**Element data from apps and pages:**
┄┄┄┄┄┄

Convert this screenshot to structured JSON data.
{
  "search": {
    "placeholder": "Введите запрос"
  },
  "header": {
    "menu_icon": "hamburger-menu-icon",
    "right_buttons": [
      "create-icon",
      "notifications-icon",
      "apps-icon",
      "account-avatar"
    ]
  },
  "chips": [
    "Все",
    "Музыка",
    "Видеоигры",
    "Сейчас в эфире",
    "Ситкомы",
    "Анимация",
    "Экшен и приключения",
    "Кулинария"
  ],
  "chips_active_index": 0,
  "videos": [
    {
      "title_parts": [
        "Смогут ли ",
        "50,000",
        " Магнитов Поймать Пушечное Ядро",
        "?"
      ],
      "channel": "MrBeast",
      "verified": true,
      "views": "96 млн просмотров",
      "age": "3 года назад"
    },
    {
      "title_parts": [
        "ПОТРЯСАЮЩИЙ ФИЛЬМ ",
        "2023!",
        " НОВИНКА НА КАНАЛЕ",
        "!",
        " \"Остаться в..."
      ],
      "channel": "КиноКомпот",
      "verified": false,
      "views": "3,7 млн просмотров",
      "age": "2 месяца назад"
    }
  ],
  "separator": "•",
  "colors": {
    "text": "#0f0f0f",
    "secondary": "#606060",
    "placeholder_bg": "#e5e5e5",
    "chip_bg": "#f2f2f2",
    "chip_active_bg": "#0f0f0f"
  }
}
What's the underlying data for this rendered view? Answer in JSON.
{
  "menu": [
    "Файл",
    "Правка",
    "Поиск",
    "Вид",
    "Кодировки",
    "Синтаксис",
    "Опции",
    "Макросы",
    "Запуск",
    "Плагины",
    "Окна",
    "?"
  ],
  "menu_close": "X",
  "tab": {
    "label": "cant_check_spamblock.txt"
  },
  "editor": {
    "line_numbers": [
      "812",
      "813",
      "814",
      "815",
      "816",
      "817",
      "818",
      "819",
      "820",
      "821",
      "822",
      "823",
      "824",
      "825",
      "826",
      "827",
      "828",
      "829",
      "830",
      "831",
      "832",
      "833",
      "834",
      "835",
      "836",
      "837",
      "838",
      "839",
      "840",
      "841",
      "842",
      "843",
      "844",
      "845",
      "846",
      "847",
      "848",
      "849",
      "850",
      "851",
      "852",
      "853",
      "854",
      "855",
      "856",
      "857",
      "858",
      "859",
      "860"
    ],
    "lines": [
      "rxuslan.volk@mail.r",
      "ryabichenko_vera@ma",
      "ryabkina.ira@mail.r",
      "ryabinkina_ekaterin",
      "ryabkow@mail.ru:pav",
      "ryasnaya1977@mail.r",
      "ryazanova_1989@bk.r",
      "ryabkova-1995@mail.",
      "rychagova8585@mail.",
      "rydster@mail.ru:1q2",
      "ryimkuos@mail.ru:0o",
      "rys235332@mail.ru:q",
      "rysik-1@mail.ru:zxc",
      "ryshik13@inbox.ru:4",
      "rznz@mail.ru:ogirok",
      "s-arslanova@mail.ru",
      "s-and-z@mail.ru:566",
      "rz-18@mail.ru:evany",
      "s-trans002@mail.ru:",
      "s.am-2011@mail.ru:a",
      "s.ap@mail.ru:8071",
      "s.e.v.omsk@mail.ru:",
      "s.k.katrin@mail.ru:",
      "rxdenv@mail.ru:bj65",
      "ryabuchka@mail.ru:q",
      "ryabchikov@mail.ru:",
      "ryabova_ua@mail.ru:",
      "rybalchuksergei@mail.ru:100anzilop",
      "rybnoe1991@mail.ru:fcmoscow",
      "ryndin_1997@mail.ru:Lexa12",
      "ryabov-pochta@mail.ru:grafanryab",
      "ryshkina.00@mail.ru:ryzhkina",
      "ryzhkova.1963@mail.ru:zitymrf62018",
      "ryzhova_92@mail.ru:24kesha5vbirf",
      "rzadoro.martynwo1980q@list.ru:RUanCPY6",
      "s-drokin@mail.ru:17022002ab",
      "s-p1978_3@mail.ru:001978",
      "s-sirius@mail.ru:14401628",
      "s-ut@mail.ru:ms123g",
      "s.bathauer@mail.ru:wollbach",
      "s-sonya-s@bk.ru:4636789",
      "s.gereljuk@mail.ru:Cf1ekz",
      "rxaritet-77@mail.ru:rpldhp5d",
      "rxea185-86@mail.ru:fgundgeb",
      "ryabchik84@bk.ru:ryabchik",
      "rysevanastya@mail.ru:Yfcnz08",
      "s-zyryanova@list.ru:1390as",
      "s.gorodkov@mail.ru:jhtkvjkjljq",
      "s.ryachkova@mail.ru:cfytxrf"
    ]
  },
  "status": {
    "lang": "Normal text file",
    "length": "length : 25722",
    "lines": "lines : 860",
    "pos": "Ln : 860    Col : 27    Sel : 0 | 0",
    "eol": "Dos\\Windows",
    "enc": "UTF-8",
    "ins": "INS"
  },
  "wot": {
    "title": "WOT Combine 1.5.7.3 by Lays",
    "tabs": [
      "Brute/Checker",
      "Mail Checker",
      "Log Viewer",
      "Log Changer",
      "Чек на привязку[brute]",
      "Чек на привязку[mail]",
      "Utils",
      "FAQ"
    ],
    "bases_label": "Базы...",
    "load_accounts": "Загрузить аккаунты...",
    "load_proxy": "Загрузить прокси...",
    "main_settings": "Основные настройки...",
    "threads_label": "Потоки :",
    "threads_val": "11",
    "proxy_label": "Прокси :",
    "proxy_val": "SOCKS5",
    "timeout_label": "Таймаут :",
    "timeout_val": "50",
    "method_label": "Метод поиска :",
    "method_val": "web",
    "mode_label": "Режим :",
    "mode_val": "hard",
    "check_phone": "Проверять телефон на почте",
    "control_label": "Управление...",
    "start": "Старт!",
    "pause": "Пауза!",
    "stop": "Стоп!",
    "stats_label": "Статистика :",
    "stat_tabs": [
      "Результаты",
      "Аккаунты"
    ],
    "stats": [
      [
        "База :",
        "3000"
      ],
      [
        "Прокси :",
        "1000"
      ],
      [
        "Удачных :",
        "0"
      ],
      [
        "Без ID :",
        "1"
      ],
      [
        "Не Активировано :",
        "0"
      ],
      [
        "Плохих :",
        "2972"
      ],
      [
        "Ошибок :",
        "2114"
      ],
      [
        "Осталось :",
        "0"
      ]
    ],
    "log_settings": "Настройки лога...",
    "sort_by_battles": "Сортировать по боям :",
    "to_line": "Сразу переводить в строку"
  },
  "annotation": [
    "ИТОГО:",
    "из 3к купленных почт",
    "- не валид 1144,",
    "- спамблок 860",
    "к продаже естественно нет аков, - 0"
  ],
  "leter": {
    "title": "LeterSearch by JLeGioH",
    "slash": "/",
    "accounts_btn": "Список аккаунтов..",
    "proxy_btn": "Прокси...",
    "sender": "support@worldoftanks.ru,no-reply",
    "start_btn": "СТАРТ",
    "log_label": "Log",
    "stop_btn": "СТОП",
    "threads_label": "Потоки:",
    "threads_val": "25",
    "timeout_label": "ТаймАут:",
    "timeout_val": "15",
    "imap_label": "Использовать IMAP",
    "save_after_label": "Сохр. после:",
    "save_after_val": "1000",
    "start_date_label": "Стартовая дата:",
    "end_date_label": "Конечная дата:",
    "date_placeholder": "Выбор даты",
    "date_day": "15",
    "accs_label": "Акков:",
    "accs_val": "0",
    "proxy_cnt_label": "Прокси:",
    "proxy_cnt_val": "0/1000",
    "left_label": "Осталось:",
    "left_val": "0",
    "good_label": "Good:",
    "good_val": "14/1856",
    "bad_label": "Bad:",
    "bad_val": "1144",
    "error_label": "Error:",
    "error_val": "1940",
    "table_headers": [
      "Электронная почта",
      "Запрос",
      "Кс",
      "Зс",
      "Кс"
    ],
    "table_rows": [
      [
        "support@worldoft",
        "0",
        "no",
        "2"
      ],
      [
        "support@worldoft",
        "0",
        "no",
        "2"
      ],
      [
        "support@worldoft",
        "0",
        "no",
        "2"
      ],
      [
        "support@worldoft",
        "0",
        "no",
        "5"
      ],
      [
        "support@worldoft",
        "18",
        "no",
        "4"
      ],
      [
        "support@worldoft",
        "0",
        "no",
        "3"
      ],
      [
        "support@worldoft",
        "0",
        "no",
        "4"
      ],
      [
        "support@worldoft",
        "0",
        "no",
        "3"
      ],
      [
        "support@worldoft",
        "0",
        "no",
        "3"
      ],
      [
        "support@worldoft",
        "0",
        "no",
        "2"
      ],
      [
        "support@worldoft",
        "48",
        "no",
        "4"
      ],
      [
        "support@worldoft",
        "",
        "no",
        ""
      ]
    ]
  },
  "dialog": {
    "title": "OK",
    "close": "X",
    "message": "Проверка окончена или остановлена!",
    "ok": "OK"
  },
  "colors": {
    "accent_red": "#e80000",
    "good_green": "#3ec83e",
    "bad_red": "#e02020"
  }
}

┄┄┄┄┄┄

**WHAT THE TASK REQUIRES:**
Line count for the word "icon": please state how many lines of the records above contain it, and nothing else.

**EXERCISE OUTPUT:**
4